The effect of adding a new food to a student’s repertoire may foster neural plasticity, or the ability to create new connections between neurons in the brain. These new connections are useful to all types of learning, not just about food and not just environmental education. In a study conducted by London’s Global University, participants were asked to study and recall both new and old information. Subjects were far more capable of recalling new information than the old, which was a surprise to researchers. The study concludes with a quote from Dr. Düzel, “When we see something new, we see it has a potential for rewarding us in some way. This potential that lies in new things motivates us to explore our environment for rewards… For this reason, only completely new objects activate the midbrain area and increase our levels of dopamine.” (“Novelty aids learning,” 2006). This research begs implementation with new foods. If students are exposed to new foods, their brains are quite literally open to new possibilities; we can not only use these new neural connections to show them that foods can be exciting, but to incorporate other concepts of science.

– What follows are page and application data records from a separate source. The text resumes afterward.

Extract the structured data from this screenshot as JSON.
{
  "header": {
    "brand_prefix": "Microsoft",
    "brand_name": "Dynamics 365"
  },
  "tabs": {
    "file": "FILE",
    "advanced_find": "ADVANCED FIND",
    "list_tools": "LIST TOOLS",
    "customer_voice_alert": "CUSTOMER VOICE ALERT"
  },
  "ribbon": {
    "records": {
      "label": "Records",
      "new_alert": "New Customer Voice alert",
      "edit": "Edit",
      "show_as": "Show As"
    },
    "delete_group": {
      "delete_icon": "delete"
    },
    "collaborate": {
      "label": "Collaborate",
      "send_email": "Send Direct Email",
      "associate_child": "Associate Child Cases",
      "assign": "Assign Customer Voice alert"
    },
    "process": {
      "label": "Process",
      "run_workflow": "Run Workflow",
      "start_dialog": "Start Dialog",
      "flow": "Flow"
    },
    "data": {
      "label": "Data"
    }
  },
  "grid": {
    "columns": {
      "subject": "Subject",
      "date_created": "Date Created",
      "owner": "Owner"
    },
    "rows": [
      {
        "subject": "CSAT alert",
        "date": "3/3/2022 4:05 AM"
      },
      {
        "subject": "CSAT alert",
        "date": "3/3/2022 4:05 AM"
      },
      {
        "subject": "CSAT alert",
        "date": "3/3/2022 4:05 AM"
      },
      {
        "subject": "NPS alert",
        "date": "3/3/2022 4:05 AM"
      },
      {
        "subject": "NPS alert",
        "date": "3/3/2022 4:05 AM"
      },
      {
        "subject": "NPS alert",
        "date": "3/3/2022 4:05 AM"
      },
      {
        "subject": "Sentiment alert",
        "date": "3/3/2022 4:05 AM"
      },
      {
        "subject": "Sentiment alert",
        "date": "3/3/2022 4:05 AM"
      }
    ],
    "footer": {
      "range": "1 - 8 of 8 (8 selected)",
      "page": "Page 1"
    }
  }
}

Taking Adventure Home
Students may not be presented with many opportunities to choose their own foods. In a world where many students eat two to three meals at school each day, the idea of food choice may not be a reality. I would argue that situations such as this are the best time in which to incorporate adventurous eating like we do at IslandWood. Students who have tasted the variety of produce available here at IslandWood leave our campus feeling empowered to try new things, and to advocate for their incorporation into their everyday school meals. Trying these new foods can trigger our learner’s brains to be more receptive to new ideas and use those same adventure muscles as climbing the canopy tower or crossing the suspension bridge.
Caroline is a graduate student at the Education for Environment and Community program at IslandWood in partnership with the University of Washington. All photographs were taken by the author.
Bargo, Caroline. (photograph). (2018). IslandWood. Bainbridge Island, WA.
Laurie M. Tisch Center for Food, Education & Policy. (2017). FoodCorps: Creating Healthy School Environments: Evaluation January 2015 to December 2016. New York, New York. Retrieved from https://www.tc.columbia.edu/media/centers/tisch/FoodCorps-Report-FINAL-08-30-17-v5.pdf
London’s Global University. (2006, August 2). Novelty Aids Learning. Retrieved from http://www.ucl.ac.uk/news/news-articles/news-releases-archive/newlearning
Shafer, L. (2018, July 31). Let It Grow. Usable Knowledge. Retrieved from https://www.gse.harvard.edu/news/uk/18/07/let-it-grow
Teaching Tolerance: A Project of the Southern Poverty Law Center. Food Desert Statistics. Retrieved from https://www.tolerance.org/sites/default/files/general/desert%20stats.pdf
Treuhaft, S. & Karpyn, A. PolicyLink & The Food Trust. (2010). The Grocery Gap: Who Has Access to Healthy Food and Why It Matters. Retrieved from http://www.policylink.org/sites/default/files/FINALGroceryGap.pdf